- [WORK INSTRUCTIONS] Set down all of the lines below exactly as they are given.

[Element data from apps and pages]
..........
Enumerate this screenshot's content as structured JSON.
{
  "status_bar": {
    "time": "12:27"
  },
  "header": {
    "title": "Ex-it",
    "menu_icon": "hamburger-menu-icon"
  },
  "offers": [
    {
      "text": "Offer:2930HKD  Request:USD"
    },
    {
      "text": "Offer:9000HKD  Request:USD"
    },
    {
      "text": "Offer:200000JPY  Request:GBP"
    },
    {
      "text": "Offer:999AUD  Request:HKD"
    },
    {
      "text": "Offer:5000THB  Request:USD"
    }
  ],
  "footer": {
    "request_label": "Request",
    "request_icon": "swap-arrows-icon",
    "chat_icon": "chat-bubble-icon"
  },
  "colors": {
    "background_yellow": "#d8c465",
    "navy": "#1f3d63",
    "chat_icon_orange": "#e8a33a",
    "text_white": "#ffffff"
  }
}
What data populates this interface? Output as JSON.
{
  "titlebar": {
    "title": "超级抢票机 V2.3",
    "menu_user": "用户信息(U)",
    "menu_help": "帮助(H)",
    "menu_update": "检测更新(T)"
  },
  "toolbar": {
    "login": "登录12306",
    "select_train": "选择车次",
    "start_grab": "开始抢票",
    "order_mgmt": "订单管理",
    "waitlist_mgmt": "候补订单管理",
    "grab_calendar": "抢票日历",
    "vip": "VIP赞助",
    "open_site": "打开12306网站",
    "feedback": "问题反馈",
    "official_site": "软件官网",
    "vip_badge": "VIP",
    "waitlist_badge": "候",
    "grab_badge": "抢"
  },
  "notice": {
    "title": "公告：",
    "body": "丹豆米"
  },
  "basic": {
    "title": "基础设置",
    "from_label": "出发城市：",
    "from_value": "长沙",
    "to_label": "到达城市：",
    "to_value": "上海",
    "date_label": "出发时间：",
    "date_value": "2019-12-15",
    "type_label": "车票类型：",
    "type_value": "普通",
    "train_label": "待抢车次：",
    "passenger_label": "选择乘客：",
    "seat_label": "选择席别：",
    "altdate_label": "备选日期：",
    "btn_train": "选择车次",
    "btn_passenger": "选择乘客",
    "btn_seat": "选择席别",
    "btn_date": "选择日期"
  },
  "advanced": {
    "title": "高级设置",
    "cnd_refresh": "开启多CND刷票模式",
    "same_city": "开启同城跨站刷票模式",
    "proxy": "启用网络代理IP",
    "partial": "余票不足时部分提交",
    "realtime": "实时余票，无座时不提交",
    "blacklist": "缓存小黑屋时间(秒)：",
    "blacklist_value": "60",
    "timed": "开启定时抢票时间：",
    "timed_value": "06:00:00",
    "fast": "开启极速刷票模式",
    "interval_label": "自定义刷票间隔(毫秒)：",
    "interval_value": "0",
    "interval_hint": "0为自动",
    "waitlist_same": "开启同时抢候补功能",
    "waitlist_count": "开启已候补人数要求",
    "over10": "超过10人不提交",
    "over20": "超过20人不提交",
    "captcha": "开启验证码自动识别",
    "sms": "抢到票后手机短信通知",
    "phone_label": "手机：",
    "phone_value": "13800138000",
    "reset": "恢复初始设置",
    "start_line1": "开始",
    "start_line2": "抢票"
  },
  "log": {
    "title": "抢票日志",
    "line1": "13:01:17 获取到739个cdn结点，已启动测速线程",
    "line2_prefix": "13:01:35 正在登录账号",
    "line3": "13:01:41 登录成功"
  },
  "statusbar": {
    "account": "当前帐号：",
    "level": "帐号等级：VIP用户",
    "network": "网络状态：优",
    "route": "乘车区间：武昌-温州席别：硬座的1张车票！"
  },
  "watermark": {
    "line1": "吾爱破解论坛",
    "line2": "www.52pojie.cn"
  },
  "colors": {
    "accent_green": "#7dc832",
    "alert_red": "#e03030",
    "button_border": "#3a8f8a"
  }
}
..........
- [REPLY TO THE EXERCISE]
Enumerate this screenshot's content as structured JSON.
{
  "status_bar": {
    "time": "12:27"
  },
  "header": {
    "title": "Ex-it",
    "menu_icon": "hamburger-menu-icon"
  },
  "offers": [
    {
      "text": "Offer:2930HKD  Request:USD"
    },
    {
      "text": "Offer:9000HKD  Request:USD"
    },
    {
      "text": "Offer:200000JPY  Request:GBP"
    },
    {
      "text": "Offer:999AUD  Request:HKD"
    },
    {
      "text": "Offer:5000THB  Request:USD"
    }
  ],
  "footer": {
    "request_label": "Request",
    "request_icon": "swap-arrows-icon",
    "chat_icon": "chat-bubble-icon"
  },
  "colors": {
    "background_yellow": "#d8c465",
    "navy": "#1f3d63",
    "chat_icon_orange": "#e8a33a",
    "text_white": "#ffffff"
  }
}
What data populates this interface? Output as JSON.
{
  "titlebar": {
    "title": "超级抢票机 V2.3",
    "menu_user": "用户信息(U)",
    "menu_help": "帮助(H)",
    "menu_update": "检测更新(T)"
  },
  "toolbar": {
    "login": "登录12306",
    "select_train": "选择车次",
    "start_grab": "开始抢票",
    "order_mgmt": "订单管理",
    "waitlist_mgmt": "候补订单管理",
    "grab_calendar": "抢票日历",
    "vip": "VIP赞助",
    "open_site": "打开12306网站",
    "feedback": "问题反馈",
    "official_site": "软件官网",
    "vip_badge": "VIP",
    "waitlist_badge": "候",
    "grab_badge": "抢"
  },
  "notice": {
    "title": "公告：",
    "body": "丹豆米"
  },
  "basic": {
    "title": "基础设置",
    "from_label": "出发城市：",
    "from_value": "长沙",
    "to_label": "到达城市：",
    "to_value": "上海",
    "date_label": "出发时间：",
    "date_value": "2019-12-15",
    "type_label": "车票类型：",
    "type_value": "普通",
    "train_label": "待抢车次：",
    "passenger_label": "选择乘客：",
    "seat_label": "选择席别：",
    "altdate_label": "备选日期：",
    "btn_train": "选择车次",
    "btn_passenger": "选择乘客",
    "btn_seat": "选择席别",
    "btn_date": "选择日期"
  },
  "advanced": {
    "title": "高级设置",
    "cnd_refresh": "开启多CND刷票模式",
    "same_city": "开启同城跨站刷票模式",
    "proxy": "启用网络代理IP",
    "partial": "余票不足时部分提交",
    "realtime": "实时余票，无座时不提交",
    "blacklist": "缓存小黑屋时间(秒)：",
    "blacklist_value": "60",
    "timed": "开启定时抢票时间：",
    "timed_value": "06:00:00",
    "fast": "开启极速刷票模式",
    "interval_label": "自定义刷票间隔(毫秒)：",
    "interval_value": "0",
    "interval_hint": "0为自动",
    "waitlist_same": "开启同时抢候补功能",
    "waitlist_count": "开启已候补人数要求",
    "over10": "超过10人不提交",
    "over20": "超过20人不提交",
    "captcha": "开启验证码自动识别",
    "sms": "抢到票后手机短信通知",
    "phone_label": "手机：",
    "phone_value": "13800138000",
    "reset": "恢复初始设置",
    "start_line1": "开始",
    "start_line2": "抢票"
  },
  "log": {
    "title": "抢票日志",
    "line1": "13:01:17 获取到739个cdn结点，已启动测速线程",
    "line2_prefix": "13:01:35 正在登录账号",
    "line3": "13:01:41 登录成功"
  },
  "statusbar": {
    "account": "当前帐号：",
    "level": "帐号等级：VIP用户",
    "network": "网络状态：优",
    "route": "乘车区间：武昌-温州席别：硬座的1张车票！"
  },
  "watermark": {
    "line1": "吾爱破解论坛",
    "line2": "www.52pojie.cn"
  },
  "colors": {
    "accent_green": "#7dc832",
    "alert_red": "#e03030",
    "button_border": "#3a8f8a"
  }
}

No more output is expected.